-- EXERCISE --
When scanning the data, count every line with "title" in it, and report only the resulting number.

-- TASK INPUT --
........

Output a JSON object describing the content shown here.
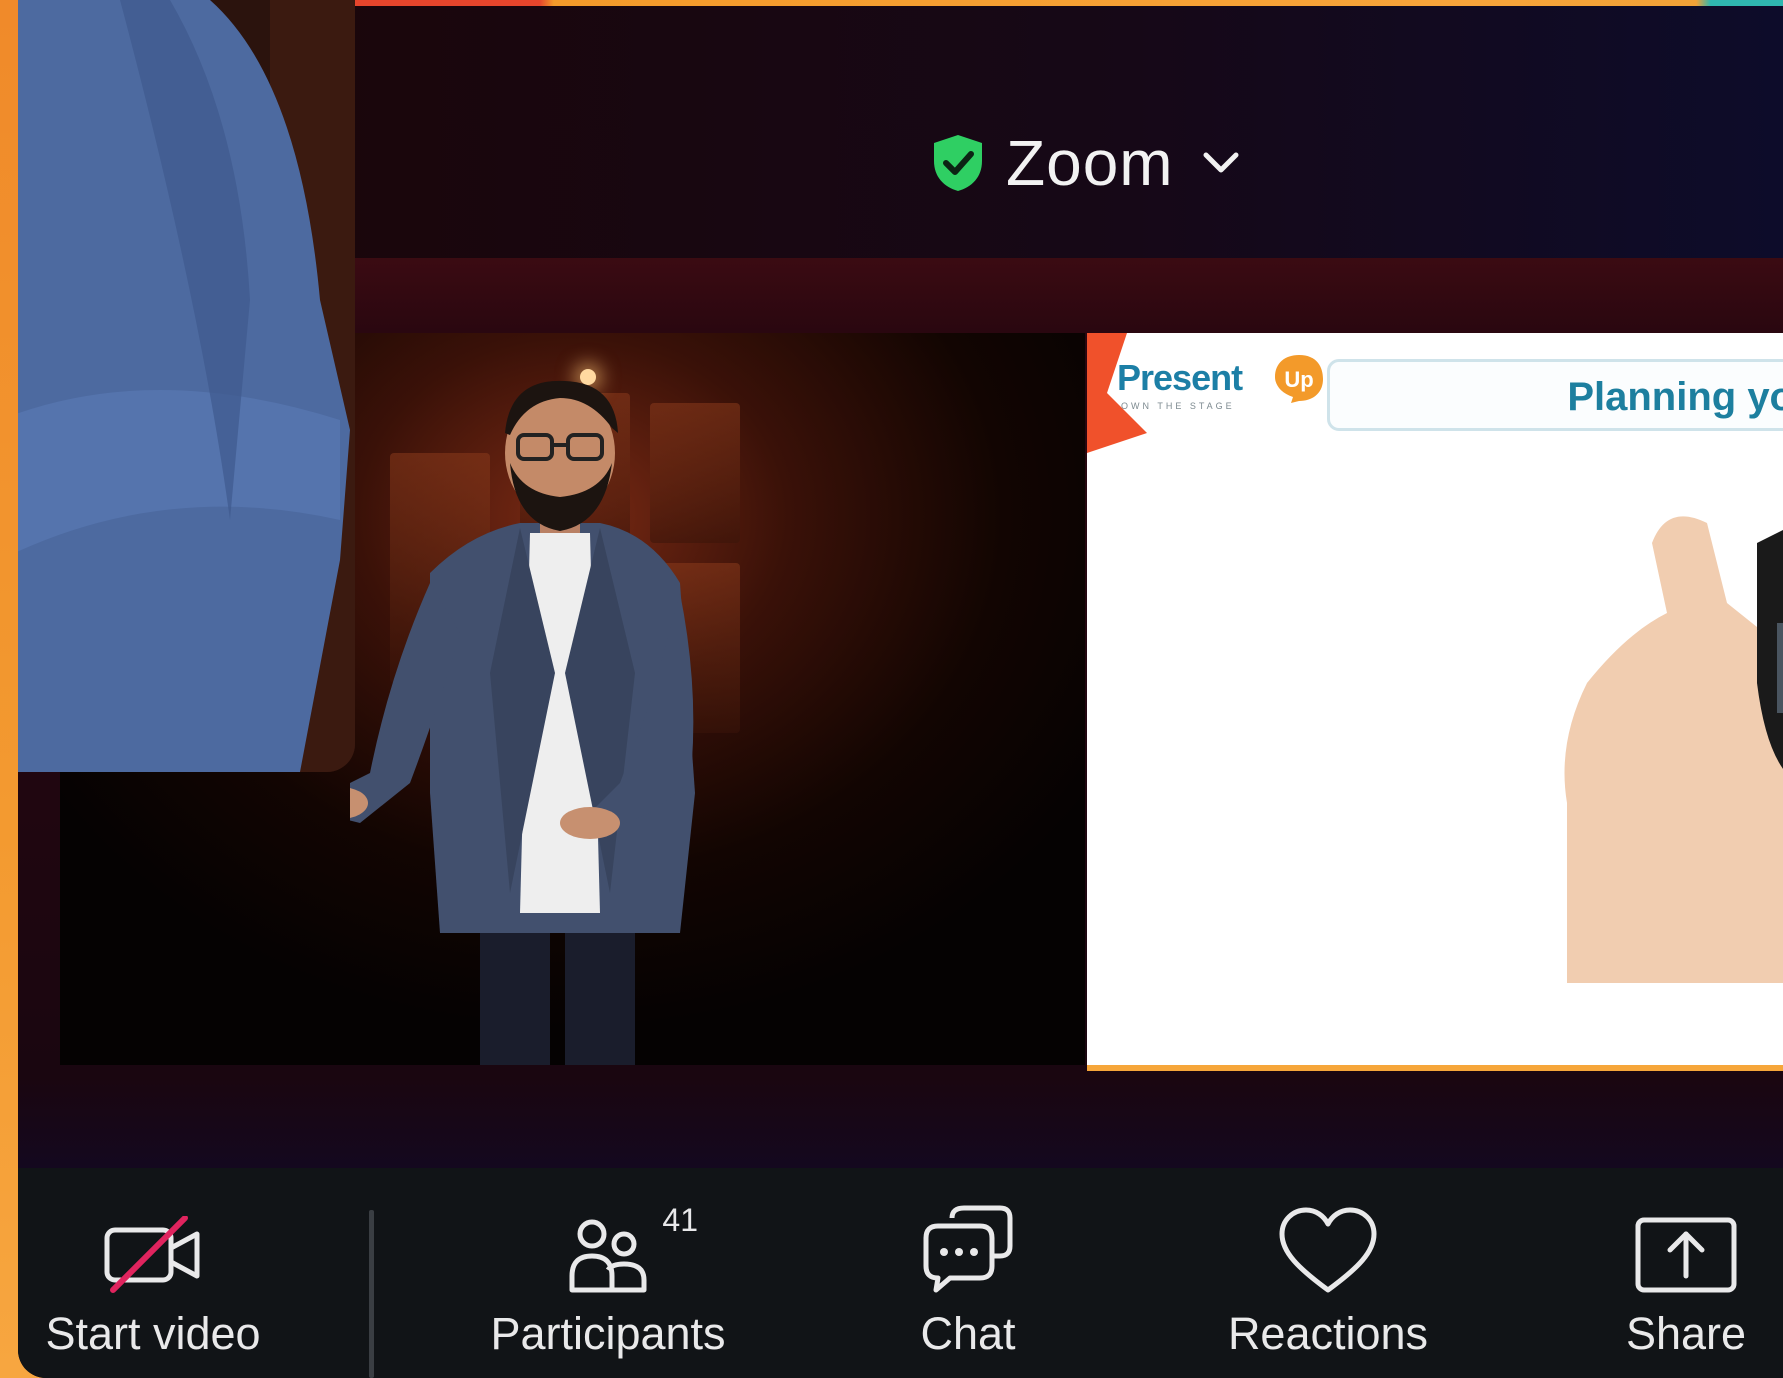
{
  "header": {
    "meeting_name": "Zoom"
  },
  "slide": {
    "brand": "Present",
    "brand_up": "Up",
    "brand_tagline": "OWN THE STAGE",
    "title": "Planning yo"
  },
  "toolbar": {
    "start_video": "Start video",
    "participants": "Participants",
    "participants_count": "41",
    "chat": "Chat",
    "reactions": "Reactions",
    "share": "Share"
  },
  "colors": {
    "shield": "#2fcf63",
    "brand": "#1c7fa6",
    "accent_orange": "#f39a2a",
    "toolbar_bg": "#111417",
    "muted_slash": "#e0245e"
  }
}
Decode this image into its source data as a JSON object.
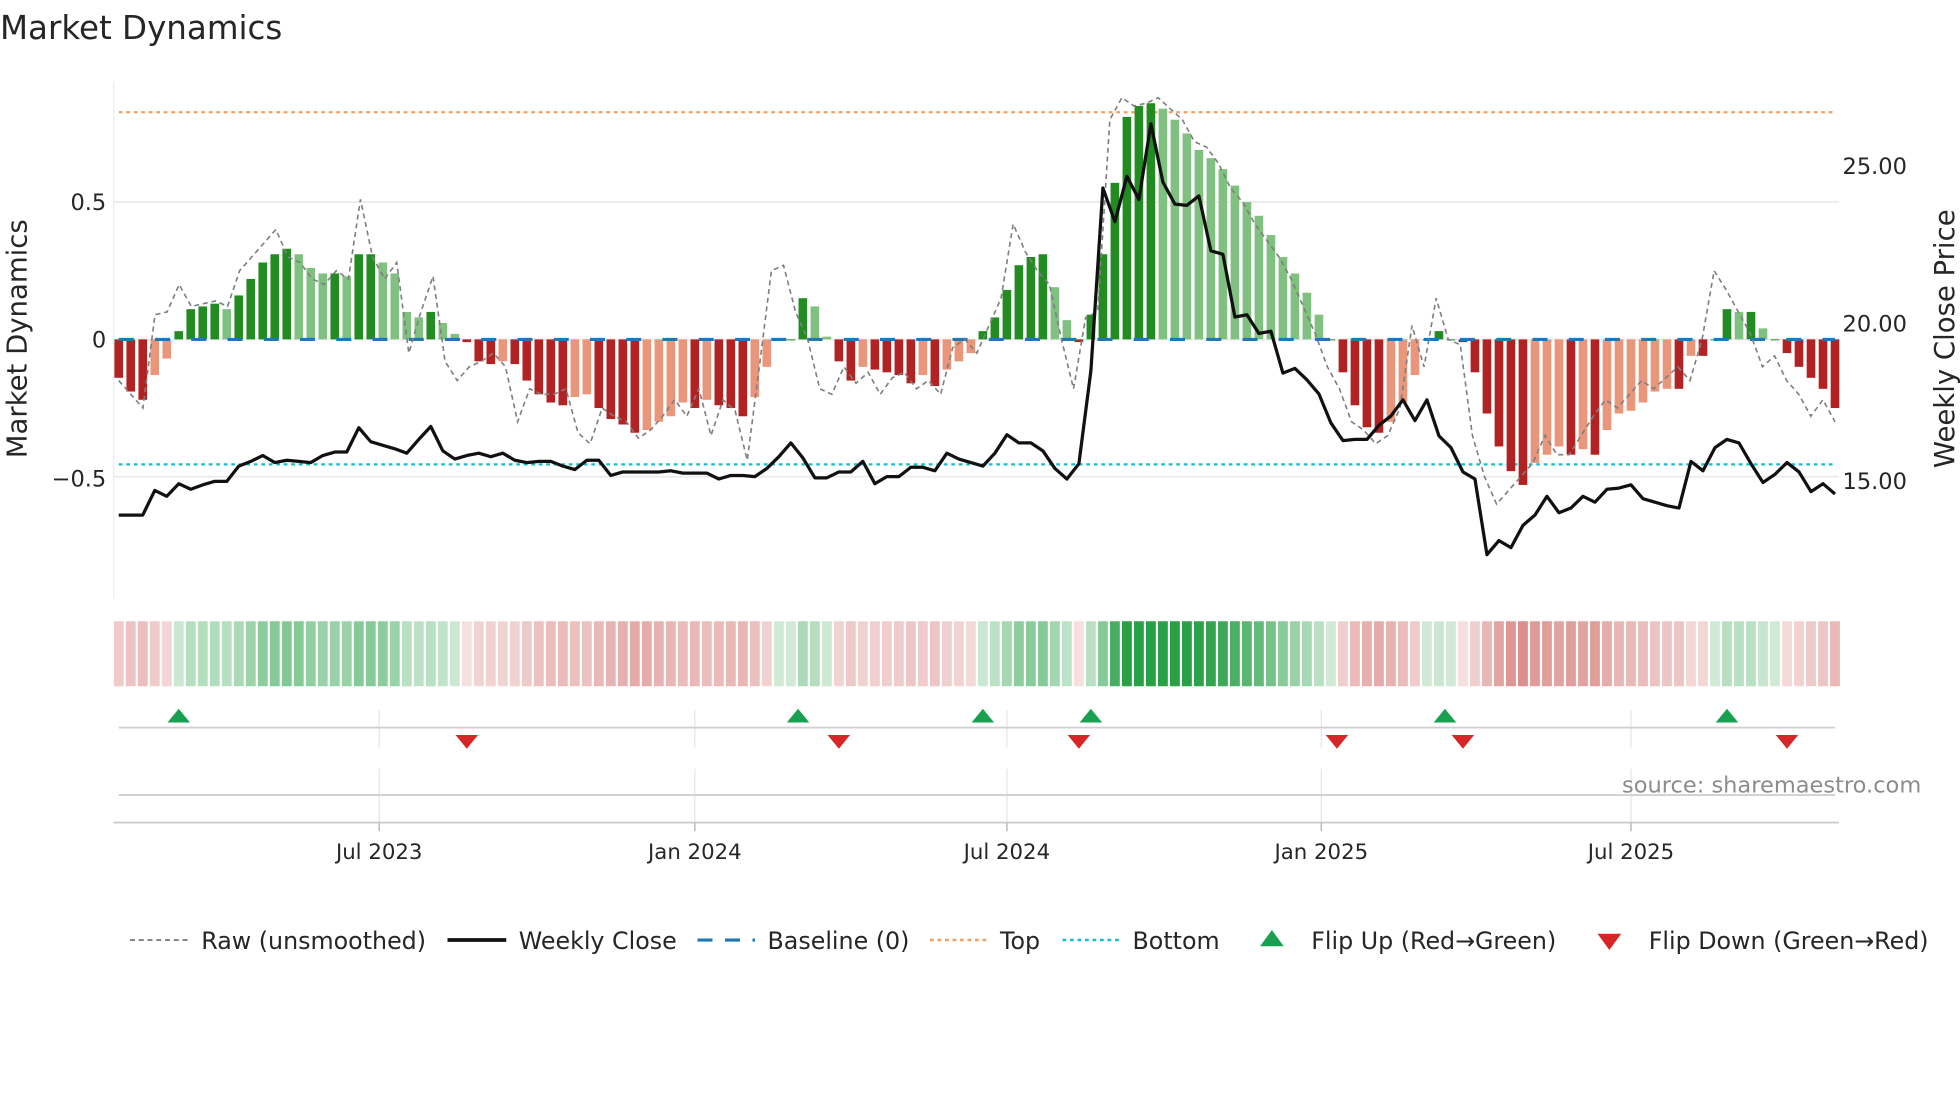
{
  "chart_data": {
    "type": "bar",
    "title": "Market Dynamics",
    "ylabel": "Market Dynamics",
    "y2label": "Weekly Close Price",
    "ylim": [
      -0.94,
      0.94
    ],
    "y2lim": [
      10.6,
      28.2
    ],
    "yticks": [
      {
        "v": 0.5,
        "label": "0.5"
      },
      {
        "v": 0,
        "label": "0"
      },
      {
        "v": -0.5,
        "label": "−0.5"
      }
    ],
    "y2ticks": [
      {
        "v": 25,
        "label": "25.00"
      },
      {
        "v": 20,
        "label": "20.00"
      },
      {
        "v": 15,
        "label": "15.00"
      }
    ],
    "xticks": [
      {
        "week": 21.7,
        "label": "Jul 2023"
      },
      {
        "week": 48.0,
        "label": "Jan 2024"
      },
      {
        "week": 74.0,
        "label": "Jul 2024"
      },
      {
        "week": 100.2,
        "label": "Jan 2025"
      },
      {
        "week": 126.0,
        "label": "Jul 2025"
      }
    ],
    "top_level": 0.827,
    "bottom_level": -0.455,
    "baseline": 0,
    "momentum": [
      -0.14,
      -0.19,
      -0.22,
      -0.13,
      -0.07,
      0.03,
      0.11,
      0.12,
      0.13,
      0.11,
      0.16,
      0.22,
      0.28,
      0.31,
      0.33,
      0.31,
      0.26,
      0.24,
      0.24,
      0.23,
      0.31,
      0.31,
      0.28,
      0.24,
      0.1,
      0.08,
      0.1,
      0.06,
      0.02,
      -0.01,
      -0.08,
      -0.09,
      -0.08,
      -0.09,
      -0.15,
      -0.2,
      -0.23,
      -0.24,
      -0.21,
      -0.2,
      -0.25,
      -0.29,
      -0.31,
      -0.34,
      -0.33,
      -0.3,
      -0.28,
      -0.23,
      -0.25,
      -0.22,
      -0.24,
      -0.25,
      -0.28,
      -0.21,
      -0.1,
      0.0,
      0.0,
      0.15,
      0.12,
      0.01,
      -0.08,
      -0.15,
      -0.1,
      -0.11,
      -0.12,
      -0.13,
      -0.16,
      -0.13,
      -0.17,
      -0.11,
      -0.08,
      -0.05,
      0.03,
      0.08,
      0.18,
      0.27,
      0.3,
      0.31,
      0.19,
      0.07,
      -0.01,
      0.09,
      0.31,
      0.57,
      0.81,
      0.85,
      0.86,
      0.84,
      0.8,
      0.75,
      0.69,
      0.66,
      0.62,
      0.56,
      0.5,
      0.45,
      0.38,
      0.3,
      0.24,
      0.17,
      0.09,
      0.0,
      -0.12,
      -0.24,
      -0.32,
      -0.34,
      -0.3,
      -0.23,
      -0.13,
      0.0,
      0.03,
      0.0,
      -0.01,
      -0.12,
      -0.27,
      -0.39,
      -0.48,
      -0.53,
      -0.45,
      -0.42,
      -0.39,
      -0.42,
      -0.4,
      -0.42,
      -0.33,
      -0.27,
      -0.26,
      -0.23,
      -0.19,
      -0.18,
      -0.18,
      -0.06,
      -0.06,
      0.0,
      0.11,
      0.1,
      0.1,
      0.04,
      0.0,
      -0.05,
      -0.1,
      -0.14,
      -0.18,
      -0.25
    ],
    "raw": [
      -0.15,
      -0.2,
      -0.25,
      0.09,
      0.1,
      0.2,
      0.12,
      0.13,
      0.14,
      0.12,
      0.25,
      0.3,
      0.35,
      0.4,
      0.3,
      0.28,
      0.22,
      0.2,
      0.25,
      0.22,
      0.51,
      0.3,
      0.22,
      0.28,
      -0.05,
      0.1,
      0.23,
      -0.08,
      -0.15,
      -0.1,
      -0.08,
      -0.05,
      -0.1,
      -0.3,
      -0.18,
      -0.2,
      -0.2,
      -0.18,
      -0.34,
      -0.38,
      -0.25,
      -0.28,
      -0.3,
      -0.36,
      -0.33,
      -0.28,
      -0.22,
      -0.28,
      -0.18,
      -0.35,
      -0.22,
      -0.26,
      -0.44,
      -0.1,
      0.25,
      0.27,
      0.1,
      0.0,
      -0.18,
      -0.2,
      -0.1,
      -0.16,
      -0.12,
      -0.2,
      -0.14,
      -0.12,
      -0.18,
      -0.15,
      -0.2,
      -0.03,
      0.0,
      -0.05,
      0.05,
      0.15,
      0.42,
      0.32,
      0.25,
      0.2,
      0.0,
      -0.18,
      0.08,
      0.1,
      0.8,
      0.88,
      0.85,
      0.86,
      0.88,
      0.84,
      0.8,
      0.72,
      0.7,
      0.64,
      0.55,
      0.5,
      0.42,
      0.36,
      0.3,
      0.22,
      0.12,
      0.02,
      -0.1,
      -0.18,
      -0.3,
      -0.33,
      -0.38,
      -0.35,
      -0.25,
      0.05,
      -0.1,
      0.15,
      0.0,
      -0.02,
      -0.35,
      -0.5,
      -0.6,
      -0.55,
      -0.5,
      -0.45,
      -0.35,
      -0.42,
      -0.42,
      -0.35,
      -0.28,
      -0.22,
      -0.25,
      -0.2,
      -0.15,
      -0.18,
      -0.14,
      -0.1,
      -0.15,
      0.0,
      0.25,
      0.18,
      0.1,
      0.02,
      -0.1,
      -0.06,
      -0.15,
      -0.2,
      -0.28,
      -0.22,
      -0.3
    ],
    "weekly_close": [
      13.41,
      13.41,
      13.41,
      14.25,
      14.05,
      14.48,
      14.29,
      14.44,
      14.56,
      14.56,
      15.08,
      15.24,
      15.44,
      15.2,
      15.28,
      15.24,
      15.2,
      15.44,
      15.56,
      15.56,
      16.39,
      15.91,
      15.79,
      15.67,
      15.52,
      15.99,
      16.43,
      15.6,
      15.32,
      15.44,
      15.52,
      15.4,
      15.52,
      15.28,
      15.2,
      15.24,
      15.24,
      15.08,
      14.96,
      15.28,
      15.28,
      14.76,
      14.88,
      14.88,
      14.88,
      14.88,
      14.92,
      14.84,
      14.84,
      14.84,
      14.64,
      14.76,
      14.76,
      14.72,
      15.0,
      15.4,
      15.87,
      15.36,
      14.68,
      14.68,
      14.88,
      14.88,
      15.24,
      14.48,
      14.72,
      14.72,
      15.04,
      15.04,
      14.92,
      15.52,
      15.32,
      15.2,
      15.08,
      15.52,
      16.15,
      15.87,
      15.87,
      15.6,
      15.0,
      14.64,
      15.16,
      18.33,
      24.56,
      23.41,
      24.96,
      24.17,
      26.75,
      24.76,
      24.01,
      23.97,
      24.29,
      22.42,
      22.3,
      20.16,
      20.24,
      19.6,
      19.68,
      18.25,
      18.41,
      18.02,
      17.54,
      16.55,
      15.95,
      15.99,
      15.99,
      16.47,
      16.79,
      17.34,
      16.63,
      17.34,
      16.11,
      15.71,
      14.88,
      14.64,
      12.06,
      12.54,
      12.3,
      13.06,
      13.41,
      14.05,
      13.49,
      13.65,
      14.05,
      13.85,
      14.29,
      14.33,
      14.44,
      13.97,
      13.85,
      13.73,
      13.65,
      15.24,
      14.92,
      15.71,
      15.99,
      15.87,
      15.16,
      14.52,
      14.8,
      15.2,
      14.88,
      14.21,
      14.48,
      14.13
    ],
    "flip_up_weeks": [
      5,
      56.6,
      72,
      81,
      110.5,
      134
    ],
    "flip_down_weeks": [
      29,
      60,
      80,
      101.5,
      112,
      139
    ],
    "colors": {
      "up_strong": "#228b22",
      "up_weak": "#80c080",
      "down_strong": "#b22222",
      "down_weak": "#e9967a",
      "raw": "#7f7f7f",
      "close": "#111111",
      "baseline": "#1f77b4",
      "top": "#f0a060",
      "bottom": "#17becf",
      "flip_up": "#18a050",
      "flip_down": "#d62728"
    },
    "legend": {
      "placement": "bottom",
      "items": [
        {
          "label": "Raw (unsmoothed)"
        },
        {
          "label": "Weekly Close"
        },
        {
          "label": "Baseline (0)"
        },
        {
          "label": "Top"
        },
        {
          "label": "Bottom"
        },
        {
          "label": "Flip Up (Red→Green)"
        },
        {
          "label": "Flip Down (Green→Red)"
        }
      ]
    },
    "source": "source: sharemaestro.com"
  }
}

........

-- RESPONSE AREA --
2